▸ **INSTRUCTIONS TO FOLLOW**
Set down the complete data exactly as it appears below.

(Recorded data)

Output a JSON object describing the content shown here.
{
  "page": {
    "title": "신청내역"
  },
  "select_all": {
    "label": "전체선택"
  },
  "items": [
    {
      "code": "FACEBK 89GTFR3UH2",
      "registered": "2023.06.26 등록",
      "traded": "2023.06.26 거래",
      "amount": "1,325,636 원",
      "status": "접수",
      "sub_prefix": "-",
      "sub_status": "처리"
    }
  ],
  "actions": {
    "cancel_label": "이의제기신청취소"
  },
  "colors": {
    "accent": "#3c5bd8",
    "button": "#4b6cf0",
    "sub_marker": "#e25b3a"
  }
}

▸ **EXERCISE RESULT**
Output a JSON object describing the content shown here.
{
  "page": {
    "title": "신청내역"
  },
  "select_all": {
    "label": "전체선택"
  },
  "items": [
    {
      "code": "FACEBK 89GTFR3UH2",
      "registered": "2023.06.26 등록",
      "traded": "2023.06.26 거래",
      "amount": "1,325,636 원",
      "status": "접수",
      "sub_prefix": "-",
      "sub_status": "처리"
    }
  ],
  "actions": {
    "cancel_label": "이의제기신청취소"
  },
  "colors": {
    "accent": "#3c5bd8",
    "button": "#4b6cf0",
    "sub_marker": "#e25b3a"
  }
}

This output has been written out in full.